Your response should contain every record below, copied exactly.

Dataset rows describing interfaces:
# # # # #

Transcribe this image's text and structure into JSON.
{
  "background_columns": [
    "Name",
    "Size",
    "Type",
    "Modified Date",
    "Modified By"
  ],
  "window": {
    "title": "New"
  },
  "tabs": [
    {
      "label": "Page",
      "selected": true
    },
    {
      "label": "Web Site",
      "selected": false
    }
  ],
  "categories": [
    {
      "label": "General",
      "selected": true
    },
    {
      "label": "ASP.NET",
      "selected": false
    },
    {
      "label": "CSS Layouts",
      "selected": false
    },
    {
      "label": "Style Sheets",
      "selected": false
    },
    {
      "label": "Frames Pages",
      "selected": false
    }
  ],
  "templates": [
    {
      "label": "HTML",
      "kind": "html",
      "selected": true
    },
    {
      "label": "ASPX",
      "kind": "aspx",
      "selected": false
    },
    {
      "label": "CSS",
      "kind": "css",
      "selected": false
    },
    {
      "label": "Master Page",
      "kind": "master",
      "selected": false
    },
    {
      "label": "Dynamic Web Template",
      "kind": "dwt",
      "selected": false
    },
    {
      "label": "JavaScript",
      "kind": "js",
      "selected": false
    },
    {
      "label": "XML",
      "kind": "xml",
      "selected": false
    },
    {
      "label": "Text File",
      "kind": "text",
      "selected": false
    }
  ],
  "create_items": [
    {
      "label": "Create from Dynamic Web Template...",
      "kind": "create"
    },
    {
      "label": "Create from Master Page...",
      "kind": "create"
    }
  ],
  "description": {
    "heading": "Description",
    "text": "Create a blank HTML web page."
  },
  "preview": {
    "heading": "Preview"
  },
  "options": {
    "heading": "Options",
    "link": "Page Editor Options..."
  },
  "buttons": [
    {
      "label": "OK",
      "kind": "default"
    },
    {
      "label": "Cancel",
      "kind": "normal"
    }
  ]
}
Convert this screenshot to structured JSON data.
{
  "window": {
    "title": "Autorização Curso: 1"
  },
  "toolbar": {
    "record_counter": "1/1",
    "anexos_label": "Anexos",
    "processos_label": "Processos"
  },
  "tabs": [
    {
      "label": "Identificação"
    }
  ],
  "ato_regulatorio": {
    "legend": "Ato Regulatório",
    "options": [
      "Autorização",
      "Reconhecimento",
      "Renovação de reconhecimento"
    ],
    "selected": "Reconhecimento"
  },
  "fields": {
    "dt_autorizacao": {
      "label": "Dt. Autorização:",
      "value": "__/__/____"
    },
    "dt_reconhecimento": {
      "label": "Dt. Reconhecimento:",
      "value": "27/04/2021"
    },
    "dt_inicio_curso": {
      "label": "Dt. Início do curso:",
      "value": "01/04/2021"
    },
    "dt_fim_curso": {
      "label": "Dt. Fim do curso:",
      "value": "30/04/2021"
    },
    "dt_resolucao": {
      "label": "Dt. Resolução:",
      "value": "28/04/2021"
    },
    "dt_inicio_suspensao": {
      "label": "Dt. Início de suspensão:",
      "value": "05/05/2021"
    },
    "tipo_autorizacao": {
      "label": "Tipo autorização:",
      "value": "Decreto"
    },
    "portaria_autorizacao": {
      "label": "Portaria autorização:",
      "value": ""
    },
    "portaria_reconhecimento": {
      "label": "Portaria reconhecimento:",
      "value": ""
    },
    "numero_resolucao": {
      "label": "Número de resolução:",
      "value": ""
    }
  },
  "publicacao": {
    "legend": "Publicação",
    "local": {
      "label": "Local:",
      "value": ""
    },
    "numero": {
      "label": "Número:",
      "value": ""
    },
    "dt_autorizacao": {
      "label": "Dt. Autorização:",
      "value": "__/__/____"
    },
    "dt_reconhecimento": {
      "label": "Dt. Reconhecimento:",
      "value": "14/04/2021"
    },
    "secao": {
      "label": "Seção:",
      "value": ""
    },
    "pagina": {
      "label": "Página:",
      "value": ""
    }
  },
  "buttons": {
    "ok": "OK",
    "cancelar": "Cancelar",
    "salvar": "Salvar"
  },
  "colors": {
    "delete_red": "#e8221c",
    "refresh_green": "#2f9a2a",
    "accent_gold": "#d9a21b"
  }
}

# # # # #

### SOLVED EXERCISE
Transcribe this image's text and structure into JSON.
{
  "background_columns": [
    "Name",
    "Size",
    "Type",
    "Modified Date",
    "Modified By"
  ],
  "window": {
    "title": "New"
  },
  "tabs": [
    {
      "label": "Page",
      "selected": true
    },
    {
      "label": "Web Site",
      "selected": false
    }
  ],
  "categories": [
    {
      "label": "General",
      "selected": true
    },
    {
      "label": "ASP.NET",
      "selected": false
    },
    {
      "label": "CSS Layouts",
      "selected": false
    },
    {
      "label": "Style Sheets",
      "selected": false
    },
    {
      "label": "Frames Pages",
      "selected": false
    }
  ],
  "templates": [
    {
      "label": "HTML",
      "kind": "html",
      "selected": true
    },
    {
      "label": "ASPX",
      "kind": "aspx",
      "selected": false
    },
    {
      "label": "CSS",
      "kind": "css",
      "selected": false
    },
    {
      "label": "Master Page",
      "kind": "master",
      "selected": false
    },
    {
      "label": "Dynamic Web Template",
      "kind": "dwt",
      "selected": false
    },
    {
      "label": "JavaScript",
      "kind": "js",
      "selected": false
    },
    {
      "label": "XML",
      "kind": "xml",
      "selected": false
    },
    {
      "label": "Text File",
      "kind": "text",
      "selected": false
    }
  ],
  "create_items": [
    {
      "label": "Create from Dynamic Web Template...",
      "kind": "create"
    },
    {
      "label": "Create from Master Page...",
      "kind": "create"
    }
  ],
  "description": {
    "heading": "Description",
    "text": "Create a blank HTML web page."
  },
  "preview": {
    "heading": "Preview"
  },
  "options": {
    "heading": "Options",
    "link": "Page Editor Options..."
  },
  "buttons": [
    {
      "label": "OK",
      "kind": "default"
    },
    {
      "label": "Cancel",
      "kind": "normal"
    }
  ]
}
Convert this screenshot to structured JSON data.
{
  "window": {
    "title": "Autorização Curso: 1"
  },
  "toolbar": {
    "record_counter": "1/1",
    "anexos_label": "Anexos",
    "processos_label": "Processos"
  },
  "tabs": [
    {
      "label": "Identificação"
    }
  ],
  "ato_regulatorio": {
    "legend": "Ato Regulatório",
    "options": [
      "Autorização",
      "Reconhecimento",
      "Renovação de reconhecimento"
    ],
    "selected": "Reconhecimento"
  },
  "fields": {
    "dt_autorizacao": {
      "label": "Dt. Autorização:",
      "value": "__/__/____"
    },
    "dt_reconhecimento": {
      "label": "Dt. Reconhecimento:",
      "value": "27/04/2021"
    },
    "dt_inicio_curso": {
      "label": "Dt. Início do curso:",
      "value": "01/04/2021"
    },
    "dt_fim_curso": {
      "label": "Dt. Fim do curso:",
      "value": "30/04/2021"
    },
    "dt_resolucao": {
      "label": "Dt. Resolução:",
      "value": "28/04/2021"
    },
    "dt_inicio_suspensao": {
      "label": "Dt. Início de suspensão:",
      "value": "05/05/2021"
    },
    "tipo_autorizacao": {
      "label": "Tipo autorização:",
      "value": "Decreto"
    },
    "portaria_autorizacao": {
      "label": "Portaria autorização:",
      "value": ""
    },
    "portaria_reconhecimento": {
      "label": "Portaria reconhecimento:",
      "value": ""
    },
    "numero_resolucao": {
      "label": "Número de resolução:",
      "value": ""
    }
  },
  "publicacao": {
    "legend": "Publicação",
    "local": {
      "label": "Local:",
      "value": ""
    },
    "numero": {
      "label": "Número:",
      "value": ""
    },
    "dt_autorizacao": {
      "label": "Dt. Autorização:",
      "value": "__/__/____"
    },
    "dt_reconhecimento": {
      "label": "Dt. Reconhecimento:",
      "value": "14/04/2021"
    },
    "secao": {
      "label": "Seção:",
      "value": ""
    },
    "pagina": {
      "label": "Página:",
      "value": ""
    }
  },
  "buttons": {
    "ok": "OK",
    "cancelar": "Cancelar",
    "salvar": "Salvar"
  },
  "colors": {
    "delete_red": "#e8221c",
    "refresh_green": "#2f9a2a",
    "accent_gold": "#d9a21b"
  }
}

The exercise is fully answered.